Dr. Scott Belck was born in 1966 in Morgantown, West Virginia at the height of the Great Depression, which, like most things to West Virginia, arrived late. Belck’s upbringing and early musical career were beset with challenges and fraught with obstacles such as when Belck’s father would often return home after a night of heavy drinking and frantically administer CPR in an attempt to revive his young son who was at the time only sleeping. There is general agreement within the trumpet community that these early incidents contributed greatly to Belck’s legendary lung capacity and phrasing and may also explain why Belck is the only trumpeter on record to successfully incorporate an electronic tuner, metronome, and defibrillator into his regular practice regimen.
Belck’s early musical studies were primarily through correspondence courses and match book covers and it was not until his 10th year that he was able to acquire a private instructor, the venerable Italian cornetist Endo Paramecium who had moved to Morgantown as part of the government’s newly instituted witless protection program. Studies with Maestro Paramecium were inspirational, as well as a source of great frustration, because the wily old master insisted on beginning each daily lesson with three rounds of bare-knuckle boxing followed by a lunch of diluted prosecco, potted ham, figs, and string cheese. Belck’s prodigious lip strength and power can be traced back to these formative lessons.
At the age of 12, his parents enrolled him in Saint Huckleberry’s Conservatoire for the Deaf, the only locally available outlet for advanced musical studies, where Belck consistently failed to distinguish himself amongst his hearing impaired schoolmates despite possessing nearly perfect hearing and relative pitch on Wednesdays and alternate weekends. Musical and academic struggles thus continued until his great breakthrough midway through his 18th year.
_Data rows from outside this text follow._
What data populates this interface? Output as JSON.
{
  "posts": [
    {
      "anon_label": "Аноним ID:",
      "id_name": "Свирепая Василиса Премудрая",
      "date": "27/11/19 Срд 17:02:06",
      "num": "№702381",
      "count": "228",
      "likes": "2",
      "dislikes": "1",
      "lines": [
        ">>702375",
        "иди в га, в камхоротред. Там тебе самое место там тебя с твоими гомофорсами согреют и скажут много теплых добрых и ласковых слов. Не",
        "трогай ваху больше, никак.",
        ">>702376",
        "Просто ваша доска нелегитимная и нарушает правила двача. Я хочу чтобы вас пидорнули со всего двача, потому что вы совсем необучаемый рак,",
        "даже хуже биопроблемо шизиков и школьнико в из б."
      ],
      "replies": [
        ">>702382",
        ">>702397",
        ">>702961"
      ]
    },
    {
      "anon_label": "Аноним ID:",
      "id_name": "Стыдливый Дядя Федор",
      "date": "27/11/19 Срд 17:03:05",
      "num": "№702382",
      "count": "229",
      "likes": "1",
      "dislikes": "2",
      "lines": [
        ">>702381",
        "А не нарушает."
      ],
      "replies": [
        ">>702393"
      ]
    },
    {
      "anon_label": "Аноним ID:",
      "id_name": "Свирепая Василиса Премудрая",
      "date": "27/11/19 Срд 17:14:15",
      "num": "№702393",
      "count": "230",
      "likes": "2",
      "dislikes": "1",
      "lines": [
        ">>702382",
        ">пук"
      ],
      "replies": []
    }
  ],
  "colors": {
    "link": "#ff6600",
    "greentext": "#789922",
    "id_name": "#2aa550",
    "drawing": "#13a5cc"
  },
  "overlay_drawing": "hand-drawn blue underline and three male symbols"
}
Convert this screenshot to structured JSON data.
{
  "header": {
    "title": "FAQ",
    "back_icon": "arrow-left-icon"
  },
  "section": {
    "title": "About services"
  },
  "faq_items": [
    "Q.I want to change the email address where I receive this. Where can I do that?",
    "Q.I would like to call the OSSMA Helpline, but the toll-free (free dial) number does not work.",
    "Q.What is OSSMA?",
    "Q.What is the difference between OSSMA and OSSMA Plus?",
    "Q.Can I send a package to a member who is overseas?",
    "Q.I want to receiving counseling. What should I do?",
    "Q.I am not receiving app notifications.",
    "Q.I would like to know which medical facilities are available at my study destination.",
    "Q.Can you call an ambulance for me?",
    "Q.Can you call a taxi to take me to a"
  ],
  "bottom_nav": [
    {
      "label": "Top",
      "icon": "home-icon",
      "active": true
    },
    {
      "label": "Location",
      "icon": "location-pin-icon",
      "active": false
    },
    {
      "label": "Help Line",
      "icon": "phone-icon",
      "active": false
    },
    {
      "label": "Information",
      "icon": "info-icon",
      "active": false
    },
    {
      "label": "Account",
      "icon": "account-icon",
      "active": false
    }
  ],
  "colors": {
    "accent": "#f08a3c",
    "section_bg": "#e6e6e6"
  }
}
There is some speculation that this ostensibly inexplicable development corresponded to the purchase of his first cornet mouthpiece, though the jury is still out on that account. Regardless, the details of the remainder of Belck’s career have etched themselves into the public consciousness, except in the instances where the courts have sealed the records.
Today, Belck enjoys his reputation as the “Absentee Father of the Modern American Lip Slur.” His first book “Modern Flexibilities for Brass” has quickly become one of the most popular sarcastic lip slur books in the lower South Central Ohio River Valley region and a staple of studio teachers everywhere who tend not to read the customer reviews prior to ordering on Amazon.